[Excerpts from an interface dataset]
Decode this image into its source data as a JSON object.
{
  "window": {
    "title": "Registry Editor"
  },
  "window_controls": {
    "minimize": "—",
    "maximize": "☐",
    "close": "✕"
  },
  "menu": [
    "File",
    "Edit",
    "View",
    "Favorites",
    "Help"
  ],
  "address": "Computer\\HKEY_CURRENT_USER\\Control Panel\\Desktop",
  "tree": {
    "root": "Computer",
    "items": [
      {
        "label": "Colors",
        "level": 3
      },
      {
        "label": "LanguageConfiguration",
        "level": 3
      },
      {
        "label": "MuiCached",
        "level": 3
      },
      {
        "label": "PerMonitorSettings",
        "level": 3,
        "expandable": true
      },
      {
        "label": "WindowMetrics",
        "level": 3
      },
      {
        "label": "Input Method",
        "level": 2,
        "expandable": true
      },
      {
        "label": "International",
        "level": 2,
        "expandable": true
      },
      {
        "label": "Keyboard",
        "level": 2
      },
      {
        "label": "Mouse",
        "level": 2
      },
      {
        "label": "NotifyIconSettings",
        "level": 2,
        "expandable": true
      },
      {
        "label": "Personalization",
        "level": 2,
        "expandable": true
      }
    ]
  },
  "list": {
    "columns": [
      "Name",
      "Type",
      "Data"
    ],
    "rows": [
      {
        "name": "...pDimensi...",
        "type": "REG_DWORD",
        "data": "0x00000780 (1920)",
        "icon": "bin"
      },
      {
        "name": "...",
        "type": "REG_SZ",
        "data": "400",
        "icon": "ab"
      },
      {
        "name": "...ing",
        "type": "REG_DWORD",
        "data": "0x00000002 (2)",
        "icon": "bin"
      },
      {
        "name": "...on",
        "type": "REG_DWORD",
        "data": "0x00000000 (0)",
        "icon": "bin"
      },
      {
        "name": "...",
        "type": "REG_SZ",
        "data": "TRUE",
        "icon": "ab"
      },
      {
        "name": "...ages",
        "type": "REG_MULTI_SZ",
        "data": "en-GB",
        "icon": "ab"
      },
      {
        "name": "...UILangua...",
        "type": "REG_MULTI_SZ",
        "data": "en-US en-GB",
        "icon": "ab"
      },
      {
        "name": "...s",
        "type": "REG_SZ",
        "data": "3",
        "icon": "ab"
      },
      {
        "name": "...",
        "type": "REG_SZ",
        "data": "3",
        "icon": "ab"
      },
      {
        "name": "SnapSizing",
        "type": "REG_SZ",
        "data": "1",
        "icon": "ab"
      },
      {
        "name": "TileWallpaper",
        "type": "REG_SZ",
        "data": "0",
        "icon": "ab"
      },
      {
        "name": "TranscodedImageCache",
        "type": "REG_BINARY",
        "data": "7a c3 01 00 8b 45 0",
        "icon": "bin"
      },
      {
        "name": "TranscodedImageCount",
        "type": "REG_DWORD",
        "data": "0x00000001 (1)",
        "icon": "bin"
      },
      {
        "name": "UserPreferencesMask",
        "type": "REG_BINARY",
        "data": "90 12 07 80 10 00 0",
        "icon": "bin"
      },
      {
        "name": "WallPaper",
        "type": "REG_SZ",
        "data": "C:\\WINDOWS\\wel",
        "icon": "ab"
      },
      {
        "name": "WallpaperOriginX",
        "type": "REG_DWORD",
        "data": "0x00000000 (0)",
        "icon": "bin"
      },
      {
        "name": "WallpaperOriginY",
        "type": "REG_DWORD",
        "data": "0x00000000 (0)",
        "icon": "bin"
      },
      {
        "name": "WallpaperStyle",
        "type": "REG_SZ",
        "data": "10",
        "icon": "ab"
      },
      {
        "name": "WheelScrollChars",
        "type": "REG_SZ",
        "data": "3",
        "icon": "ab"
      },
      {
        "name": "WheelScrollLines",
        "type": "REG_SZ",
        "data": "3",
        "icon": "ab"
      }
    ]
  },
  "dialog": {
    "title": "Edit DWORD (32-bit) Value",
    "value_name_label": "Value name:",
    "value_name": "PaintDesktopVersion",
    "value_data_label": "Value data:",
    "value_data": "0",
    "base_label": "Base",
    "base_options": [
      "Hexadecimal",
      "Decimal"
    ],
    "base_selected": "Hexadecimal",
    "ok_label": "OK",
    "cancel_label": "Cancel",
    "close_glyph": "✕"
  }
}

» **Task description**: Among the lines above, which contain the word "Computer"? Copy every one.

» **Output for this exercise**:
  "address": "Computer\\HKEY_CURRENT_USER\\Control Panel\\Desktop",
    "root": "Computer",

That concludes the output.